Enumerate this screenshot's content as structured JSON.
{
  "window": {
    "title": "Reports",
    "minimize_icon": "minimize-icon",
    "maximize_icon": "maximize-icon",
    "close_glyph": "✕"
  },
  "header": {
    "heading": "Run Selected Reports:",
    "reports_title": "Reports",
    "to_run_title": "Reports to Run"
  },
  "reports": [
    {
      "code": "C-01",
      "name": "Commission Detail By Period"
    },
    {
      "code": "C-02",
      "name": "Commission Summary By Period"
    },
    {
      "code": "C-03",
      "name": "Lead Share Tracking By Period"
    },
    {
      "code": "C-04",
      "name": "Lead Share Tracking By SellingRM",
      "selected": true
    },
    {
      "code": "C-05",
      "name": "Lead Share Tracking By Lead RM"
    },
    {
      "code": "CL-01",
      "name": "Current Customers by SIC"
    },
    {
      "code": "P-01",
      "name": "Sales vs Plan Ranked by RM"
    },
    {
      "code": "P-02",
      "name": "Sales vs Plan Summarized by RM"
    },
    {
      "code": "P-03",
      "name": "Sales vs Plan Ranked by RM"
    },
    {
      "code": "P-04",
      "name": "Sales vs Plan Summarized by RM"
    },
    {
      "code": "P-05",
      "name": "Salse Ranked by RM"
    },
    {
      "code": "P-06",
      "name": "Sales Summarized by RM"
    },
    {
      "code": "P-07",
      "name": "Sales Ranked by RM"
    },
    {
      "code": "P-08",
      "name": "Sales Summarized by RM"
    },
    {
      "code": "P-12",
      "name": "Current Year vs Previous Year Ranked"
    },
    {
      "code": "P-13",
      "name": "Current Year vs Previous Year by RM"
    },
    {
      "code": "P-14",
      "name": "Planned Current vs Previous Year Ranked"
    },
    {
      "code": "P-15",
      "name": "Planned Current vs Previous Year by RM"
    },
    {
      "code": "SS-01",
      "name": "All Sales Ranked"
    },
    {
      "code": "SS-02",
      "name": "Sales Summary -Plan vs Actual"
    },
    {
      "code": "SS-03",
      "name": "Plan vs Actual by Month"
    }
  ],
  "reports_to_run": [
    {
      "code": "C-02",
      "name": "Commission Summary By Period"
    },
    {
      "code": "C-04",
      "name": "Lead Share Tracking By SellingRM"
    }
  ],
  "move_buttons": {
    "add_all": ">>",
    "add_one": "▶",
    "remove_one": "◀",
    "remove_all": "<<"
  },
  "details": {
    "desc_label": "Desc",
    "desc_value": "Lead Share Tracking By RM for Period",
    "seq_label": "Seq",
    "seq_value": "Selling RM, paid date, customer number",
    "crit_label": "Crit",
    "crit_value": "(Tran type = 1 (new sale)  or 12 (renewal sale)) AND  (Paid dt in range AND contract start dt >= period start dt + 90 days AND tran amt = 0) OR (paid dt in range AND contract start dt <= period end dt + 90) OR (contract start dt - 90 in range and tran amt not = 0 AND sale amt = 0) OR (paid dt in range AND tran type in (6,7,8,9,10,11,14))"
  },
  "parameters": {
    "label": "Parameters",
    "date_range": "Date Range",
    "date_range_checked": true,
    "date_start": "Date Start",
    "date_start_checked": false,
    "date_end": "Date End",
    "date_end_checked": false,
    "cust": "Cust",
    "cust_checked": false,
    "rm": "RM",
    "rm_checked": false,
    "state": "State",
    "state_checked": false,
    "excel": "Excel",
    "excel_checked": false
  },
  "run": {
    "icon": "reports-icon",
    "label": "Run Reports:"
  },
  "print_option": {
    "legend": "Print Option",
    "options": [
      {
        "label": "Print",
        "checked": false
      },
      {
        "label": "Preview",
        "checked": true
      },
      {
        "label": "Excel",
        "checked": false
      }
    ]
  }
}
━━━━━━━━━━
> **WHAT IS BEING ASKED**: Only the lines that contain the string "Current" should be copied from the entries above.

> **ANSWER TO THIS PROBLEM**:
      "name": "Current Customers by SIC"
      "name": "Current Year vs Previous Year Ranked"
      "name": "Current Year vs Previous Year by RM"
      "name": "Planned Current vs Previous Year Ranked"
      "name": "Planned Current vs Previous Year by RM"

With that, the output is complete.